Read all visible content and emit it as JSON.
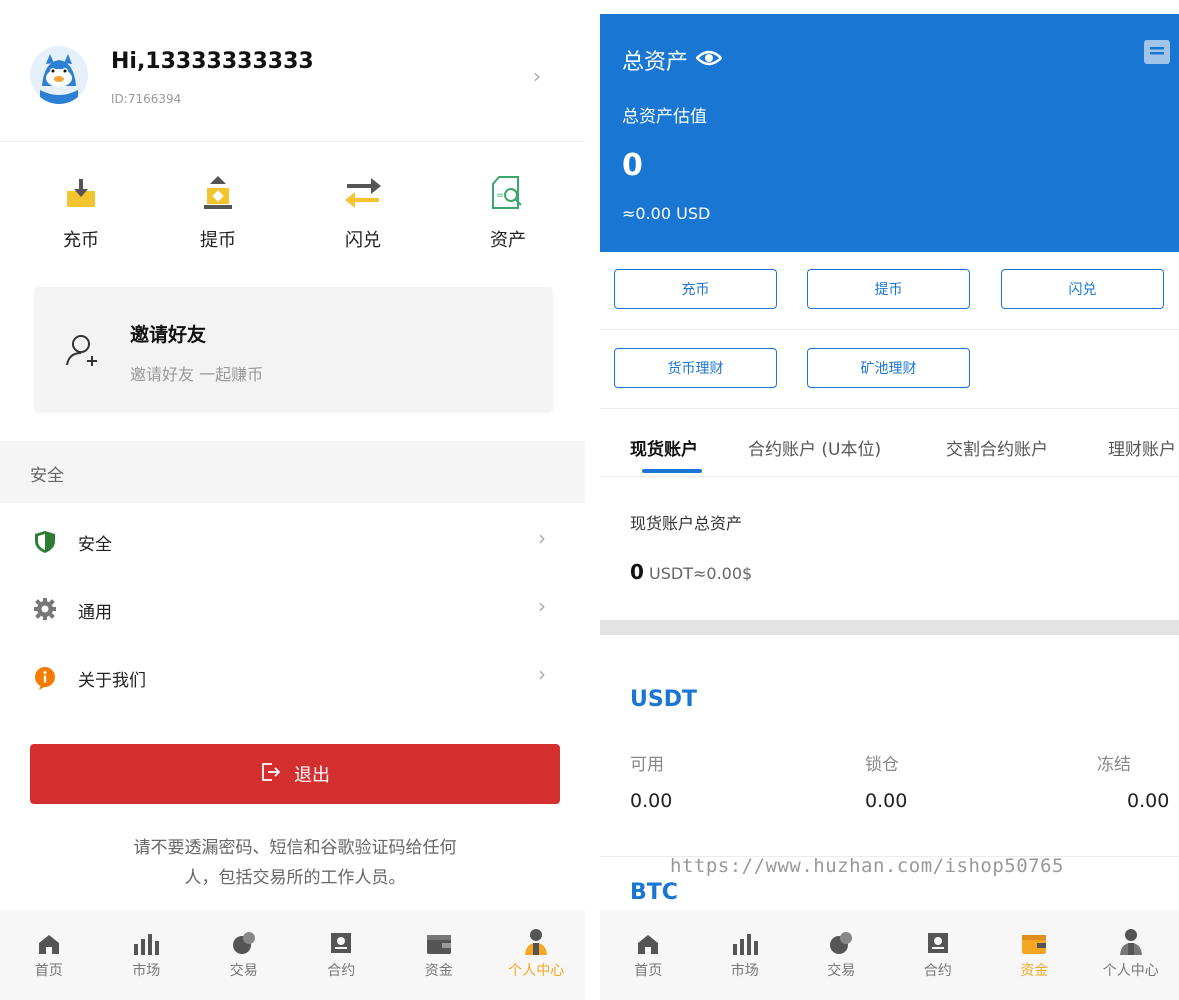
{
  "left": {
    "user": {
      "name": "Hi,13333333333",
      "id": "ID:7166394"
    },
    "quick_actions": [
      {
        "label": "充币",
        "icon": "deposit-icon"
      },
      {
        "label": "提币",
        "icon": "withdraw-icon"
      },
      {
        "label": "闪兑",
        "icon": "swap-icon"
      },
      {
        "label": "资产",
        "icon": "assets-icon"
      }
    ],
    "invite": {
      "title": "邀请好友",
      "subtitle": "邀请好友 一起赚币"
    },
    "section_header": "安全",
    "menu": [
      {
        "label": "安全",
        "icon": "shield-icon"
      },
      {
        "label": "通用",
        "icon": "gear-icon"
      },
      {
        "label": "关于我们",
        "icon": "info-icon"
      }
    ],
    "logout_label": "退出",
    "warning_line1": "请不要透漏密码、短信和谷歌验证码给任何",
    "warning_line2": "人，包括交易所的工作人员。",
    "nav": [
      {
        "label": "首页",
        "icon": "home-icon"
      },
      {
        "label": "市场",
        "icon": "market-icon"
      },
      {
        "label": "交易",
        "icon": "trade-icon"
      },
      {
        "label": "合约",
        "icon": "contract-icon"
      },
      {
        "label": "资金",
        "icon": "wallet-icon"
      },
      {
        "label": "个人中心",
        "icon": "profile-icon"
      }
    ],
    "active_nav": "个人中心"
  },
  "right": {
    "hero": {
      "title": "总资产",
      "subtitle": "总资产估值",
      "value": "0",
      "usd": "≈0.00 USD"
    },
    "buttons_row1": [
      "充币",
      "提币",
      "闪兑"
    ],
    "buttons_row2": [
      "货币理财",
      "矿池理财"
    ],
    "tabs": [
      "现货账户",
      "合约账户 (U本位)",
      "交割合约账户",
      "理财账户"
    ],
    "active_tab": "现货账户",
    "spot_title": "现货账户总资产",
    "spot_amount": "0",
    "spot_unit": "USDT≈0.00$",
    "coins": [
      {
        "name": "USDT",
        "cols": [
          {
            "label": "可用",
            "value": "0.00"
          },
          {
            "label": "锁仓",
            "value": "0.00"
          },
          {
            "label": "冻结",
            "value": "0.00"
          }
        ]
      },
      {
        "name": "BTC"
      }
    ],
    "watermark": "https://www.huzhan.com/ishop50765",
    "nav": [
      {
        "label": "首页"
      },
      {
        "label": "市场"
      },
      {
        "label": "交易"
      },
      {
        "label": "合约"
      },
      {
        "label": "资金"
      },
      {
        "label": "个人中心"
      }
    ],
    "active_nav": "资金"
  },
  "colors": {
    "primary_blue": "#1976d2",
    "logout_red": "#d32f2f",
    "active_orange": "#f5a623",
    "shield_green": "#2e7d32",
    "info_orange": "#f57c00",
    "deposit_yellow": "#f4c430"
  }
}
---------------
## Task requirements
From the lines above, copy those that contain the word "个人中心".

## Response to this exercise
        "label": "个人中心",
    "active_nav": "个人中心"
        "label": "个人中心"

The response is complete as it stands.